There is no doubt about it – people love their chickens. Since 2020, backyard chicken coop numbers continue to rise in North Carolina and across the country. If you are one of these individuals that have just recently discovered the joys of backyard bird ownership, then recent reports of rising avian influenza cases probably has you concerned. This blog is meant to explain why avian influenza is here and ways you can protect your backyard flock.

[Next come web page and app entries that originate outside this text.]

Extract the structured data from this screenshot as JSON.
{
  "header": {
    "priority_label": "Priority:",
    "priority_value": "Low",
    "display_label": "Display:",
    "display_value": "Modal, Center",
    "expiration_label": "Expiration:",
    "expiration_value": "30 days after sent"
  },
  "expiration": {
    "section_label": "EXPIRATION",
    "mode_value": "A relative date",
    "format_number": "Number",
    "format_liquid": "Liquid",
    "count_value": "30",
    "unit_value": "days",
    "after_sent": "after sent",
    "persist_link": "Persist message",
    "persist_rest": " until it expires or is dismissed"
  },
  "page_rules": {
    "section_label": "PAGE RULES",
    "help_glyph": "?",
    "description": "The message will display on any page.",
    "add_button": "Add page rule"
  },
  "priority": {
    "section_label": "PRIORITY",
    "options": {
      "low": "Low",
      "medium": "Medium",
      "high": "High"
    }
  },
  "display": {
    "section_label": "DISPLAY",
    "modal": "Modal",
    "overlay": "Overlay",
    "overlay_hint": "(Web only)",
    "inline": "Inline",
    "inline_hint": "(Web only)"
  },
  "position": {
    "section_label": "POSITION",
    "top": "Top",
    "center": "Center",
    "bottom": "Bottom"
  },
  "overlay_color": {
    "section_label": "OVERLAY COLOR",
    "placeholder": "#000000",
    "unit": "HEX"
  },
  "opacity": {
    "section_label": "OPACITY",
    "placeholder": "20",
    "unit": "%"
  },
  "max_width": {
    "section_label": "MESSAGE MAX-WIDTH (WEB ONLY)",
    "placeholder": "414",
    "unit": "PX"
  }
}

“Avian influenza is naturally occurring in migrating wild birds,” said State Veterinarian, Dr. Mike Martin. “A lot of times these birds will not show any signs of carrying the virus. Occasionally an avian influenza strain will develop into one that is consider ‘high-path,’ which means it is extra deadly.” Susceptible bird species can vary with the strain of avian influenza, but generally include chickens and other backyard poultry species.
Signs of avian influenza include lack of energy and appetite, reluctance to move, decreased egg production, soft or misshapen eggs, discolored comb and wattles, lack of coordination, diarrhea, and death. In cases of highly pathogenic avian influenza (HPAI), however, susceptible birds often die without showing any of these aforementioned signs of illness. In a HPAI-infected flock many birds can die within a short time.
“Your backyard birds can potentially come into contact with this virus from other domestic poultry (such as your neighbors’ birds), wild birds (such as visiting songbirds or waterfowl), or the feces of migrating birds if their flight path is over your backyard.”
Commercial poultry farms have biosecurity plans that help them work towards keeping avian influenza out of their poultry houses. Backyard owners can also implement simple steps to help ensure their flocks stay safe. Below are a few steps to consider taking:
- Place a roof or other protective cover over your flock’s pen, if possible, to prevent introduction of wild waterfowl droppings into the area your flock inhabits. The droppings of infected waterfowl have very high levels of infectious HPAI virus.
- Feed and water your birds in a protected area to prevent attracting wild birds and rodents. Consider using a fine mesh screen around your enclosure to exclude wild birds that may be attracted to your flock’s food and water sources. While infected wild birds can spread this disease, uninfected birds and rodents can also track the disease into proximity with your birds on their feet and feathers should they have come in contact with infected feces, etc.
- Wear shoe covers or clean boots each time you enter your birds’ pen. This will help prevent tracking HPAI virus into the birds’ pen if it is present on your property from the droppings of infected wild birds.
- Do not share equipment with your neighbors. If you visit your neighbor’s poultry, change your clothes and shoes before visiting your own flock. Remember that HPAI can be spread mechanically by uninfected people, animals and things.
- If you purchase new birds, buy only from a reputable National Poultry Improvement Plan dealer. Keep the newly purchased birds separate from your existing flock for at least 3 weeks to rule out any underlying infections that may take time to show themselves.
If your flock suddenly becomes depressed and begins dying, please contact NCDA&CS, your cooperative extension office, your local veterinarian, or USDA APHIS and report these deaths immediately. You can reach NCDA&CS Veterinary Division at 919-707-3365, or USDA APHIS at 1-866-536-7593. For reports of dead wild birds please contact the North Carolina Wildlife Resource Commission Helpline at 1-866-318-2401 or HWI@ncwildlife.org. More information about Avian Flu is available online at https://www.ncagr.gov/avianflu/index.htm.